We are unable to say exactly when this occurred but the moment that Champollion hit on the idea that the hieroglyphic pictures were “letters” (or more precisely, “phonetic symbols” – his own earliest formulation says: “without being strictly alphabetical, yet phonetic”) the decisive turn away from Horapollon had been made, and the right track to eventual decipherment found…Was it a case of one happy minute of perfect insight? The fact is that when Champollion was first toying with the idea of a phonetic interpretation, he decided against the notion. He even identified the sign of the horned viper with the letter f and still mistakenly resisted the idea of a completely phonetic system…Once he had grasped basic principles, he saw that decipherment must begin with the names of the kings. This idea had been lying dormant in his mind for some time (pp. 121-123).
My point here is simply that the information Champollion faced could not be adequately deciphered, though partial successes had been made, without a change in viewpoint, a shift in the context used for interpreting the symbols. He had to assume that the hieroglyphs were phonetic symbols rather than picture writing. That transformation in his thinking did not happen in a flash, but was rather a long tedious, often disappointing, and painful process of learning other ancient languages (Coptic in particular) that were close to the ancient Egyptian language.

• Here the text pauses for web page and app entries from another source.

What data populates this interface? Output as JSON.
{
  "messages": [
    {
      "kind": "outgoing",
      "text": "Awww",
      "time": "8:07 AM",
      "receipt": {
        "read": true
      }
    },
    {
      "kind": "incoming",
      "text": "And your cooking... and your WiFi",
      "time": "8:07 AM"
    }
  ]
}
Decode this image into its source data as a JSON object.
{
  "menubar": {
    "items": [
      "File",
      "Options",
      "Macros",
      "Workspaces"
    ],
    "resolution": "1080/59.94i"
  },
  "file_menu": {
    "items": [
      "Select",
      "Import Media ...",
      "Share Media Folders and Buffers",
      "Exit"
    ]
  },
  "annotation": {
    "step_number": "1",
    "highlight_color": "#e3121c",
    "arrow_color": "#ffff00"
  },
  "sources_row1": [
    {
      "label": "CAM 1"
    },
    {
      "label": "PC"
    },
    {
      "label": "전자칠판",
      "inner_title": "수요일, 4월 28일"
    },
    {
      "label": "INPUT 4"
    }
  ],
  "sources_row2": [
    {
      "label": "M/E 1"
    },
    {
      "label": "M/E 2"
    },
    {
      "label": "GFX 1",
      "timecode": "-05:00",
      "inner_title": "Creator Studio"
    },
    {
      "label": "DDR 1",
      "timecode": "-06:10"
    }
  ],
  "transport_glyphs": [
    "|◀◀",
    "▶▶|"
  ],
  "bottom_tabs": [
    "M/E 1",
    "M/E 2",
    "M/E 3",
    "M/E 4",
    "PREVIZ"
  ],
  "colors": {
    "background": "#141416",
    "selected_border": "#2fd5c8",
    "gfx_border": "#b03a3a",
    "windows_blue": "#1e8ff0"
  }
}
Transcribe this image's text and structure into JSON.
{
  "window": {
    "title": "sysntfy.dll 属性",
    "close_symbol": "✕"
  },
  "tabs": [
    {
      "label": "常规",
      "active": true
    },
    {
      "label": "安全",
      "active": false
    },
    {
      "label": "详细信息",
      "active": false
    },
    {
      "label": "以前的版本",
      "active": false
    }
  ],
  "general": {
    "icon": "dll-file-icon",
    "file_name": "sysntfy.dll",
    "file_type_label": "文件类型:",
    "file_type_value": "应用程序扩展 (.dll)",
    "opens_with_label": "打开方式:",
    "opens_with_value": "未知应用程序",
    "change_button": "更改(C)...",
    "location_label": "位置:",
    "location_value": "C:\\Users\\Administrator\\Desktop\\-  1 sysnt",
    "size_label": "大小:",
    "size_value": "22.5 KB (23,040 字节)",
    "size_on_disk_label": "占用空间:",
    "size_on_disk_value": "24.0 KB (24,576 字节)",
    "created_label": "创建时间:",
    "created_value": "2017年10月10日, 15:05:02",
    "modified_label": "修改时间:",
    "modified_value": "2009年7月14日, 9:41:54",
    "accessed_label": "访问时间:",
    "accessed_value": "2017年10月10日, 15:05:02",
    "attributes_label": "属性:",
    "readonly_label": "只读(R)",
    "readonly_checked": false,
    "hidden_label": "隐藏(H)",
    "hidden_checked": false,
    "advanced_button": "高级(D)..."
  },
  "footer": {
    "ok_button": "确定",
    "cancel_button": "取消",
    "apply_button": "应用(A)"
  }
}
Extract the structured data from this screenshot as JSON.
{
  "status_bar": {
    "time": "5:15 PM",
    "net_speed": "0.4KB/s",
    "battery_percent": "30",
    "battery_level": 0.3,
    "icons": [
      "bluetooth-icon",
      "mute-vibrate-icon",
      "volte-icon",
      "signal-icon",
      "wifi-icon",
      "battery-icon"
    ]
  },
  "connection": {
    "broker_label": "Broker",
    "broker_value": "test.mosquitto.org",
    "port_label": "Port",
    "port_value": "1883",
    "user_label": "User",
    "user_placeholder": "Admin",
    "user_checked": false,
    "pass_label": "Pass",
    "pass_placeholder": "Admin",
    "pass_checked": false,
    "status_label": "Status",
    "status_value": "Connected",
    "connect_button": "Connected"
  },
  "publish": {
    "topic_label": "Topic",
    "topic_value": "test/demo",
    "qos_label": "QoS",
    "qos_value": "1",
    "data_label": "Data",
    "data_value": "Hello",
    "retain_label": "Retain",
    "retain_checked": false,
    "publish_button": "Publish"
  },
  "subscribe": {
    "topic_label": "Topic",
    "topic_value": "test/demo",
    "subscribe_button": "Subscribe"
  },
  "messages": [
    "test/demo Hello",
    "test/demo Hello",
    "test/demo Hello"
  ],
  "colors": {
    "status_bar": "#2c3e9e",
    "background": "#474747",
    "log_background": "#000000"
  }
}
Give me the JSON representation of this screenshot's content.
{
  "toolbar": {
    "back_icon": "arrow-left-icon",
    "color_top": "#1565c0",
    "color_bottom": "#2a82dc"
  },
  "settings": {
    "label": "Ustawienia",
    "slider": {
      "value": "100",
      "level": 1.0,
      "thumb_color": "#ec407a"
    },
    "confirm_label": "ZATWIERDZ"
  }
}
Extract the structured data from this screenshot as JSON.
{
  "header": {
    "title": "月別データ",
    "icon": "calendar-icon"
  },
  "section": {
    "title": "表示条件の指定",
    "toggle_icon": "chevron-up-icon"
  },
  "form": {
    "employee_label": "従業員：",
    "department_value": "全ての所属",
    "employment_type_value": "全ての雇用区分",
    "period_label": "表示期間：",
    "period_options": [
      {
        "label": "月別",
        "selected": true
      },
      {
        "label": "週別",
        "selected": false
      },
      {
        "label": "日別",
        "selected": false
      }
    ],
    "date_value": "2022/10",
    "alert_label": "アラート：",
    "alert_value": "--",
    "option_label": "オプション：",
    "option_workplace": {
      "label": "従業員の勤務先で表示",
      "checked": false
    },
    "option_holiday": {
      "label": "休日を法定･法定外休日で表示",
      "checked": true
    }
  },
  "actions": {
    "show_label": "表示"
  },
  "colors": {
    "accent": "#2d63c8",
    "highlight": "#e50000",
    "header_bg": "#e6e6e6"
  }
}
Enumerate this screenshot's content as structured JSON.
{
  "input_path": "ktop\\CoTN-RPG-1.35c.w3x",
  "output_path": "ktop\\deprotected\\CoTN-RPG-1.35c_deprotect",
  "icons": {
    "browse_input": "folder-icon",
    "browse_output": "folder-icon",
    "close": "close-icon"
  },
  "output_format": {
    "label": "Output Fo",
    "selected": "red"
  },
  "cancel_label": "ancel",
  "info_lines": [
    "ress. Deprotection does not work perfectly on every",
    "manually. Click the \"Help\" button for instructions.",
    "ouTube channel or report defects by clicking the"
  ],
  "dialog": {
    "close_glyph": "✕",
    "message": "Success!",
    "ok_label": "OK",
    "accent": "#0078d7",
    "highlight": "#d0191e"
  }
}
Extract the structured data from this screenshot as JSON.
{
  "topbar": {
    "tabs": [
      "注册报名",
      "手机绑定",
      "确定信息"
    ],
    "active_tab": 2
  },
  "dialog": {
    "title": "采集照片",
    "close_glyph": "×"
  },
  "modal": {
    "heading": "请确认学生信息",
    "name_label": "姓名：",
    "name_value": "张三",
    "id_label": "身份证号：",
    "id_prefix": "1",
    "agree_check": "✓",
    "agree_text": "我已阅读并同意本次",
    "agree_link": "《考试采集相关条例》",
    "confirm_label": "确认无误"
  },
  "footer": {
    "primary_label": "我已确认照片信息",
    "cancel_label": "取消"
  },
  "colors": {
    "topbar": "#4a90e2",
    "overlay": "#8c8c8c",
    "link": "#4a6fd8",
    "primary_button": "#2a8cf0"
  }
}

We can see similar processes occur for most historical events that people typically associate with paradigm shifts. My point is simply that we are not likely to see a smooth transition to new organizational forms even though very smart and savvy thinkers and business leaders know we need it. Rather, the transition to a flat company, or networked company, or connected company, or whatever term enters the lexicon ultimately to describe the new organizational form that emerges from today’s challenges is going to be characterized by fits and starts, perhaps take a lot longer than many of us anticipate.